▶

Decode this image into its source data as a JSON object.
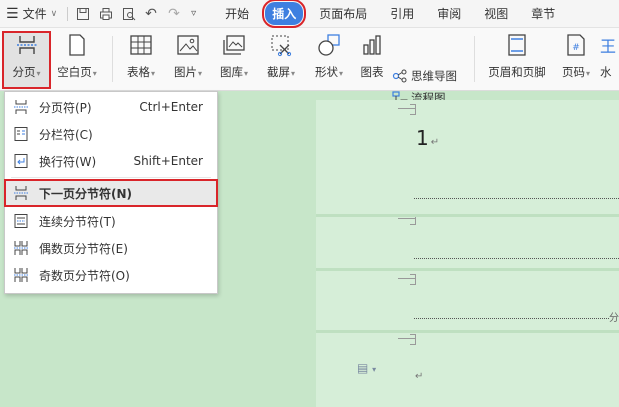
{
  "menubar": {
    "file_label": "文件",
    "tabs": [
      {
        "label": "开始",
        "active": false
      },
      {
        "label": "插入",
        "active": true
      },
      {
        "label": "页面布局",
        "active": false
      },
      {
        "label": "引用",
        "active": false
      },
      {
        "label": "审阅",
        "active": false
      },
      {
        "label": "视图",
        "active": false
      },
      {
        "label": "章节",
        "active": false
      }
    ]
  },
  "ribbon": {
    "page_break": "分页",
    "blank_page": "空白页",
    "table": "表格",
    "picture": "图片",
    "gallery": "图库",
    "screenshot": "截屏",
    "shape": "形状",
    "chart": "图表",
    "mindmap": "思维导图",
    "flowchart": "流程图",
    "header_footer": "页眉和页脚",
    "page_number": "页码",
    "watermark": "水"
  },
  "dropdown": {
    "items": [
      {
        "label": "分页符(P)",
        "shortcut": "Ctrl+Enter",
        "icon": "page-break-icon"
      },
      {
        "label": "分栏符(C)",
        "shortcut": "",
        "icon": "column-break-icon"
      },
      {
        "label": "换行符(W)",
        "shortcut": "Shift+Enter",
        "icon": "line-break-icon"
      },
      {
        "label": "下一页分节符(N)",
        "shortcut": "",
        "icon": "next-page-section-icon",
        "selected": true
      },
      {
        "label": "连续分节符(T)",
        "shortcut": "",
        "icon": "continuous-section-icon"
      },
      {
        "label": "偶数页分节符(E)",
        "shortcut": "",
        "icon": "even-page-section-icon"
      },
      {
        "label": "奇数页分节符(O)",
        "shortcut": "",
        "icon": "odd-page-section-icon"
      }
    ]
  },
  "document": {
    "page_number": "1",
    "return_mark": "↵",
    "edge_text": "分"
  },
  "colors": {
    "accent": "#3e7fe0",
    "highlight": "#d9252a",
    "doc_background": "#c7e6c9"
  }
}
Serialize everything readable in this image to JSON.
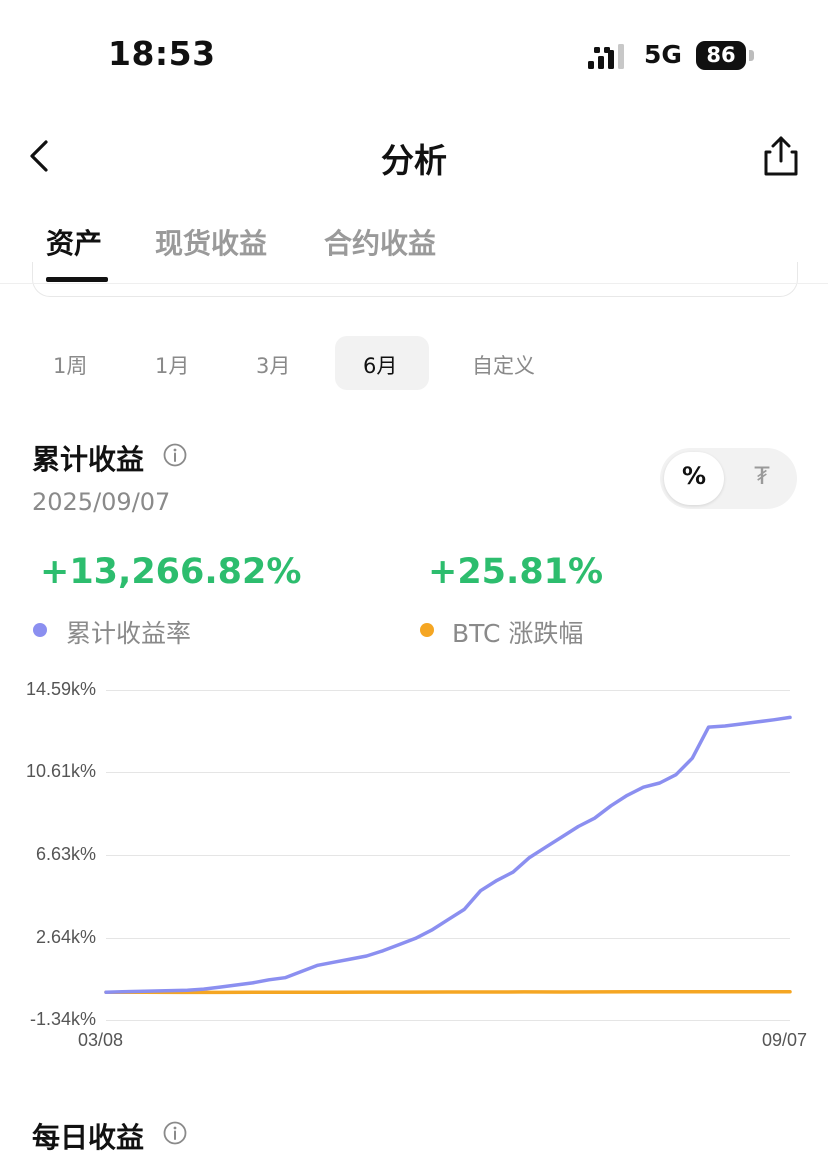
{
  "status_bar": {
    "time": "18:53",
    "network": "5G",
    "battery": "86"
  },
  "nav": {
    "title": "分析"
  },
  "tabs": [
    "资产",
    "现货收益",
    "合约收益"
  ],
  "ranges": [
    "1周",
    "1月",
    "3月",
    "6月",
    "自定义"
  ],
  "selected_range": "6月",
  "cumulative": {
    "title": "累计收益",
    "date": "2025/09/07",
    "toggle": {
      "percent": "%",
      "currency": "₮"
    },
    "value_rate": "+13,266.82%",
    "value_btc": "+25.81%",
    "legend_rate": "累计收益率",
    "legend_btc": "BTC 涨跌幅"
  },
  "daily": {
    "title": "每日收益"
  },
  "colors": {
    "rate": "#8b8ff0",
    "btc": "#f5a623",
    "positive": "#2dbd6e"
  },
  "chart_data": {
    "type": "line",
    "y_ticks": [
      "14.59k%",
      "10.61k%",
      "6.63k%",
      "2.64k%",
      "-1.34k%"
    ],
    "y_tick_values": [
      14590,
      10610,
      6630,
      2640,
      -1340
    ],
    "x_ticks": [
      "03/08",
      "09/07"
    ],
    "ylim": [
      -1340,
      14590
    ],
    "grid": true,
    "series": [
      {
        "name": "累计收益率",
        "color": "#8b8ff0",
        "values": [
          0,
          20,
          40,
          60,
          80,
          100,
          150,
          250,
          350,
          450,
          600,
          700,
          1000,
          1300,
          1450,
          1600,
          1750,
          2000,
          2300,
          2600,
          3000,
          3500,
          4000,
          4900,
          5400,
          5800,
          6500,
          7000,
          7500,
          8000,
          8400,
          9000,
          9500,
          9900,
          10100,
          10500,
          11300,
          12800,
          12850,
          12950,
          13050,
          13150,
          13266.82
        ]
      },
      {
        "name": "BTC 涨跌幅",
        "color": "#f5a623",
        "values": [
          0,
          -5,
          -10,
          -8,
          -3,
          0,
          2,
          5,
          8,
          10,
          12,
          15,
          14,
          18,
          20,
          22,
          24,
          25,
          25.81
        ]
      }
    ]
  }
}
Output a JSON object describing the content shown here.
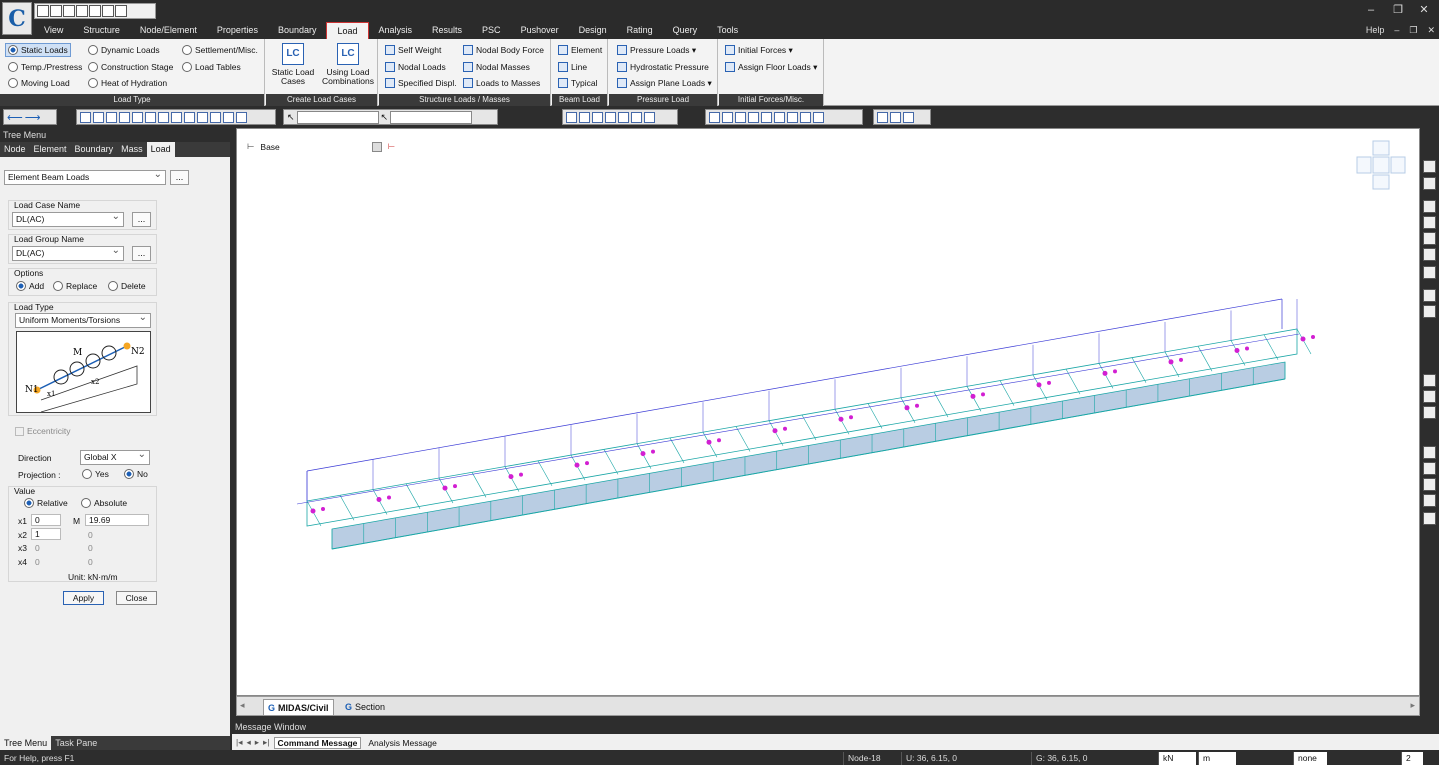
{
  "app": {
    "logo": "C"
  },
  "window": {
    "minimize": "–",
    "restore": "❐",
    "close": "✕"
  },
  "menu_tabs": [
    "View",
    "Structure",
    "Node/Element",
    "Properties",
    "Boundary",
    "Load",
    "Analysis",
    "Results",
    "PSC",
    "Pushover",
    "Design",
    "Rating",
    "Query",
    "Tools"
  ],
  "active_tab": "Load",
  "help": "Help",
  "ribbon": {
    "load_type": {
      "label": "Load Type",
      "items": [
        "Static Loads",
        "Temp./Prestress",
        "Moving Load",
        "Dynamic Loads",
        "Construction Stage",
        "Heat of Hydration",
        "Settlement/Misc.",
        "Load Tables"
      ]
    },
    "create_load_cases": {
      "label": "Create Load Cases",
      "static": "Static Load\nCases",
      "combos": "Using Load\nCombinations",
      "static_icon": "LC",
      "combos_icon": "LC"
    },
    "structure_loads": {
      "label": "Structure Loads / Masses",
      "items": [
        "Self Weight",
        "Nodal Loads",
        "Specified Displ.",
        "Nodal Body Force",
        "Nodal Masses",
        "Loads to Masses"
      ]
    },
    "beam_load": {
      "label": "Beam Load",
      "items": [
        "Element",
        "Line",
        "Typical"
      ]
    },
    "pressure_load": {
      "label": "Pressure Load",
      "items": [
        "Pressure Loads ▾",
        "Hydrostatic Pressure",
        "Assign Plane Loads ▾"
      ]
    },
    "initial_forces": {
      "label": "Initial Forces/Misc.",
      "items": [
        "Initial Forces ▾",
        "Assign Floor Loads ▾"
      ]
    }
  },
  "tree": {
    "header": "Tree Menu",
    "tabs": [
      "Node",
      "Element",
      "Boundary",
      "Mass",
      "Load"
    ],
    "active_tab": "Load",
    "function": "Element Beam Loads",
    "load_case_label": "Load Case Name",
    "load_case": "DL(AC)",
    "load_group_label": "Load Group Name",
    "load_group": "DL(AC)",
    "options_label": "Options",
    "options": [
      "Add",
      "Replace",
      "Delete"
    ],
    "load_type_label": "Load Type",
    "load_type": "Uniform Moments/Torsions",
    "diagram": {
      "n1": "N1",
      "n2": "N2",
      "m": "M",
      "x1": "x1",
      "x2": "x2"
    },
    "eccentricity": "Eccentricity",
    "direction_label": "Direction",
    "direction": "Global X",
    "projection_label": "Projection :",
    "projection": [
      "Yes",
      "No"
    ],
    "value_label": "Value",
    "value_mode": [
      "Relative",
      "Absolute"
    ],
    "rows": [
      {
        "x": "x1",
        "xv": "0",
        "m": "M",
        "mv": "19.69"
      },
      {
        "x": "x2",
        "xv": "1",
        "m": "",
        "mv": "0"
      },
      {
        "x": "x3",
        "xv": "0",
        "m": "",
        "mv": "0"
      },
      {
        "x": "x4",
        "xv": "0",
        "m": "",
        "mv": "0"
      }
    ],
    "unit": "Unit:  kN·m/m",
    "apply": "Apply",
    "close": "Close",
    "bottom_tabs": [
      "Tree Menu",
      "Task Pane"
    ]
  },
  "view": {
    "base": "Base",
    "tabs": [
      "MIDAS/Civil",
      "Section"
    ]
  },
  "message": {
    "title": "Message Window",
    "tabs": [
      "Command Message",
      "Analysis Message"
    ]
  },
  "status": {
    "help": "For Help, press F1",
    "node": "Node-18",
    "u": "U: 36, 6.15, 0",
    "g": "G: 36, 6.15, 0",
    "force": "kN",
    "length": "m",
    "none": "none",
    "page": "2"
  },
  "colors": {
    "accent": "#1c5fb5",
    "model_cyan": "#1aa6a6",
    "load_magenta": "#d21fd2",
    "frame_blue": "#3b3bd6"
  }
}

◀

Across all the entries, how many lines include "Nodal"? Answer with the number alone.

3